» **Problem to solve**
Check every line below for the word "Образец" and copy the ones that have it.
━━ Extracted entries ━━
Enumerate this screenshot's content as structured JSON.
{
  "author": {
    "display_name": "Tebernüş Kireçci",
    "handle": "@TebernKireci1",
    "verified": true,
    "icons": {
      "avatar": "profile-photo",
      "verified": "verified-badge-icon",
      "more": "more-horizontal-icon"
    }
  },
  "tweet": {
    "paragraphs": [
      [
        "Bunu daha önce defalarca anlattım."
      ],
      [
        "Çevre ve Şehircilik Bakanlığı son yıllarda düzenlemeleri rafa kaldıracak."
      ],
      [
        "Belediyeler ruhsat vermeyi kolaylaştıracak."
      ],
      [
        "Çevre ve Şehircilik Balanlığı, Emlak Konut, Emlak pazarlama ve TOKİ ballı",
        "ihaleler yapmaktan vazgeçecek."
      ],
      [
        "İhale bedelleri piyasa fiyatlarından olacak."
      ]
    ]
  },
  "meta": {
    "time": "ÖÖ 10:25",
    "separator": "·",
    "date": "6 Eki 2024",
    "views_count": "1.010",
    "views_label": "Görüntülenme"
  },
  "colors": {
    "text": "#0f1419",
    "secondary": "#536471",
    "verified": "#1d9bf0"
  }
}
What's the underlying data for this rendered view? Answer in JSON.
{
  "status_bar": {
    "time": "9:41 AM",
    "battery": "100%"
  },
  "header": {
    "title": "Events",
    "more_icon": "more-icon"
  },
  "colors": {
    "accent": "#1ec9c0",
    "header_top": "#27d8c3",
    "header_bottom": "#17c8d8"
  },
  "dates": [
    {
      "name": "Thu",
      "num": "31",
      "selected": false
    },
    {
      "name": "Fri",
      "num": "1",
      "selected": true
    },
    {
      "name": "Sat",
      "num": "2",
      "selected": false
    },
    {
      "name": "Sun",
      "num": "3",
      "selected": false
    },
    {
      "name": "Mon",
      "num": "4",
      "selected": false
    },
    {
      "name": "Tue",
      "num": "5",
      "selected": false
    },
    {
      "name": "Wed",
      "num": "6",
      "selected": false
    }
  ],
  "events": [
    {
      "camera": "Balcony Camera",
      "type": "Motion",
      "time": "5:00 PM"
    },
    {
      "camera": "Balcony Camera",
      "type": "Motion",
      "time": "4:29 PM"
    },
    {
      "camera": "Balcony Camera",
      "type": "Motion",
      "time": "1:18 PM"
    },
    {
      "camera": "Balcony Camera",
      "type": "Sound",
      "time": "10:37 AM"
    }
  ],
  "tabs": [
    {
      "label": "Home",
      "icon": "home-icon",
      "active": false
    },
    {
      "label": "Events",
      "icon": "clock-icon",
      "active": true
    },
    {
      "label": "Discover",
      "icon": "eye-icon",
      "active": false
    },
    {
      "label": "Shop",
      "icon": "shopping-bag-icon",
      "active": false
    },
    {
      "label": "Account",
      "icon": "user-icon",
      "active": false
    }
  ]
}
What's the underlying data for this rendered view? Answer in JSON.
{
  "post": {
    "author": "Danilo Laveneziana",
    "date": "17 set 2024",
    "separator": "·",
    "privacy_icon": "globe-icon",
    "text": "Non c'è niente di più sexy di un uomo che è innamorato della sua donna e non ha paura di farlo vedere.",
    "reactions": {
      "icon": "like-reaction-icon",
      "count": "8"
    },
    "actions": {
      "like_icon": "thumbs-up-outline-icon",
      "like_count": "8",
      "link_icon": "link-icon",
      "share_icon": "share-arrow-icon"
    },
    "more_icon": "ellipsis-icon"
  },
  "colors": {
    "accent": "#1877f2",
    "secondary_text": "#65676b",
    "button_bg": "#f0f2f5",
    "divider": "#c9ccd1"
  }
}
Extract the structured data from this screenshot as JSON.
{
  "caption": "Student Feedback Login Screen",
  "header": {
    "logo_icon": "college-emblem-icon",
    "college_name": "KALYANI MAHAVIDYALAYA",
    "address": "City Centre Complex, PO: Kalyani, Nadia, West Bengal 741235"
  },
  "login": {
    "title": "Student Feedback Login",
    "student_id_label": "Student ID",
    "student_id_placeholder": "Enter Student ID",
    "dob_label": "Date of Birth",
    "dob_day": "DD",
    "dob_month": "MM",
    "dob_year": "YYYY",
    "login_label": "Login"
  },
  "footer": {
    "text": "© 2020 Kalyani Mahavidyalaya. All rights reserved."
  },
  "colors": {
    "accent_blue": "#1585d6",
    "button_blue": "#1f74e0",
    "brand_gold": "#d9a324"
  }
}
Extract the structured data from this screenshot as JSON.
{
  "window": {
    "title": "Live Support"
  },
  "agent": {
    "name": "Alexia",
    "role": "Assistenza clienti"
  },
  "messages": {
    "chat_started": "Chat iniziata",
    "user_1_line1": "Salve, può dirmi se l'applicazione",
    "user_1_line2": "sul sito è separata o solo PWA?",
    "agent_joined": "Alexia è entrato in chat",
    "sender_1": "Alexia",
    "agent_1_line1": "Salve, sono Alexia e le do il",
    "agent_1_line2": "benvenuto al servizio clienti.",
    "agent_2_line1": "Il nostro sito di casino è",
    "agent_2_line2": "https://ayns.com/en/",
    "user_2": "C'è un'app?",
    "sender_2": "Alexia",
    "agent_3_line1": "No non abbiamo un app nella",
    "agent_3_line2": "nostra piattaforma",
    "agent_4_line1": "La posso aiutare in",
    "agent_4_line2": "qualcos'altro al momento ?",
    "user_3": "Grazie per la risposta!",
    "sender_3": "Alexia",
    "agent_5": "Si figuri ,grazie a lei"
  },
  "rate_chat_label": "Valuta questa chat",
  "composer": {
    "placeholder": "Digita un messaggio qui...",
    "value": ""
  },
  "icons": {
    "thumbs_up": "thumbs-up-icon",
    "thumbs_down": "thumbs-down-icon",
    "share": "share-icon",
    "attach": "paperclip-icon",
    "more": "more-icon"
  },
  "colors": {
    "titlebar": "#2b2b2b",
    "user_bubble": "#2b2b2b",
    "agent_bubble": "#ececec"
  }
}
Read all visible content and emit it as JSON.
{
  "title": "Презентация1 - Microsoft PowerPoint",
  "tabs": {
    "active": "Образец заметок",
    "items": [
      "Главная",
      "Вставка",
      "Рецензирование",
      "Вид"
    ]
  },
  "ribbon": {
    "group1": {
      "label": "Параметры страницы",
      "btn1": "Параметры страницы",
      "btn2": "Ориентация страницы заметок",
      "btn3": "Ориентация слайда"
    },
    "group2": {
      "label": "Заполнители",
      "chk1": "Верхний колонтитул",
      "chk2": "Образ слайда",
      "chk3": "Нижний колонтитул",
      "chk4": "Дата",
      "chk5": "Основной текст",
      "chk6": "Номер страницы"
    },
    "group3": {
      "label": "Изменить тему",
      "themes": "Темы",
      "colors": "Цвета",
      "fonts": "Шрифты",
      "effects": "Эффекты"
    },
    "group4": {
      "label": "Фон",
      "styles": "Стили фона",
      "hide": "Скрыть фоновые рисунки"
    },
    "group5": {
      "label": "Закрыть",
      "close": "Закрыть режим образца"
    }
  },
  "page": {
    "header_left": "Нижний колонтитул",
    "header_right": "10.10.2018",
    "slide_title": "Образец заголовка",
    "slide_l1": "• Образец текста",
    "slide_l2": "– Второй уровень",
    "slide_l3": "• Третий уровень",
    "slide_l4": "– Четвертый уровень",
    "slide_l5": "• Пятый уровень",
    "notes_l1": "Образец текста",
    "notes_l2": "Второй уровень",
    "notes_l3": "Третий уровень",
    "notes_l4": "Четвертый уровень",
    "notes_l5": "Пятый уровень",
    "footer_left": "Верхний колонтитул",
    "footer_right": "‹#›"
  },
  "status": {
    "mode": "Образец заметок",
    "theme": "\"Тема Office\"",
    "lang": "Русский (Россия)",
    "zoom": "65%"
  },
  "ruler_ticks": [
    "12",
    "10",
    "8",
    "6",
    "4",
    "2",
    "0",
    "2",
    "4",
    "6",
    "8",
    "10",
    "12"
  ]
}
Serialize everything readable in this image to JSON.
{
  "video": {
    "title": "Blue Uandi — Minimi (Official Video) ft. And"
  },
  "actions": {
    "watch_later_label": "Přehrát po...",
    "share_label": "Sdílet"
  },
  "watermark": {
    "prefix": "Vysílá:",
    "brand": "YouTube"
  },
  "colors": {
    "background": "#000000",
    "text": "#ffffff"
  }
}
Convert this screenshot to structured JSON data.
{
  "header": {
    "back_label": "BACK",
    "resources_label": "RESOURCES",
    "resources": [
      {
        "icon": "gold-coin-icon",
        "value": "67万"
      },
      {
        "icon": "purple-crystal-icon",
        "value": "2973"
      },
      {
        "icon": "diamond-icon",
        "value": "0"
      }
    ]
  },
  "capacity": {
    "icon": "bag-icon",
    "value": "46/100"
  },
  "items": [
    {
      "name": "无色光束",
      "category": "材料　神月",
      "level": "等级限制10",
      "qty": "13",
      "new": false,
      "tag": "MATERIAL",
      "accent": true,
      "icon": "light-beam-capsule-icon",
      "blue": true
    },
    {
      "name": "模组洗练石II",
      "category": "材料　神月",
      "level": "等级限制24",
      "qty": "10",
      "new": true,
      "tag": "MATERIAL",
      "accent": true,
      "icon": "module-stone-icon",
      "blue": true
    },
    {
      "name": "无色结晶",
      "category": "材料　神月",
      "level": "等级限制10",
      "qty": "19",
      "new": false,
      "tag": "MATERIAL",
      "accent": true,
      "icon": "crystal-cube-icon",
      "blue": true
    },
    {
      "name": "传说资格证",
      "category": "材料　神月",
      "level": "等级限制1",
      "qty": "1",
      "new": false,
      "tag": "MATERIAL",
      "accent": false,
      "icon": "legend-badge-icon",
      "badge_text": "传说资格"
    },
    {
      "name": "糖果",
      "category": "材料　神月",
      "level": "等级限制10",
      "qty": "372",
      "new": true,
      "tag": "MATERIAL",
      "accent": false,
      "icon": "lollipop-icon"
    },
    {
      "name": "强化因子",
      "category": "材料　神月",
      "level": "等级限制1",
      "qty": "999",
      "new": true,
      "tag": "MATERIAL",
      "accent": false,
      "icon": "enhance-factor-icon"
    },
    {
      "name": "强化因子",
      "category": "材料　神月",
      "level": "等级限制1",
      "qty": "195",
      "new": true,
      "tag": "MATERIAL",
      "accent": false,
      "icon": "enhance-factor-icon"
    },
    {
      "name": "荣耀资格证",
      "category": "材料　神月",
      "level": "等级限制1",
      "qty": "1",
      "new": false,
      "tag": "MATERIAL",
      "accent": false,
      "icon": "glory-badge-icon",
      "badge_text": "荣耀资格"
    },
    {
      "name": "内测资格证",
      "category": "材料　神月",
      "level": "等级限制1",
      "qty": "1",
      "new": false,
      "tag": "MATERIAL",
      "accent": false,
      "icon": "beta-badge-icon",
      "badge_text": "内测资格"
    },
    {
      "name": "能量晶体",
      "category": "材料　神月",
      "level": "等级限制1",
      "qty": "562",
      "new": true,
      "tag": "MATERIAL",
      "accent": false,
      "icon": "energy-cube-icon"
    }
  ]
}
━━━
» **Task result**
    "active": "Образец заметок",
    "slide_title": "Образец заголовка",
    "slide_l1": "• Образец текста",
    "notes_l1": "Образец текста",
    "mode": "Образец заметок",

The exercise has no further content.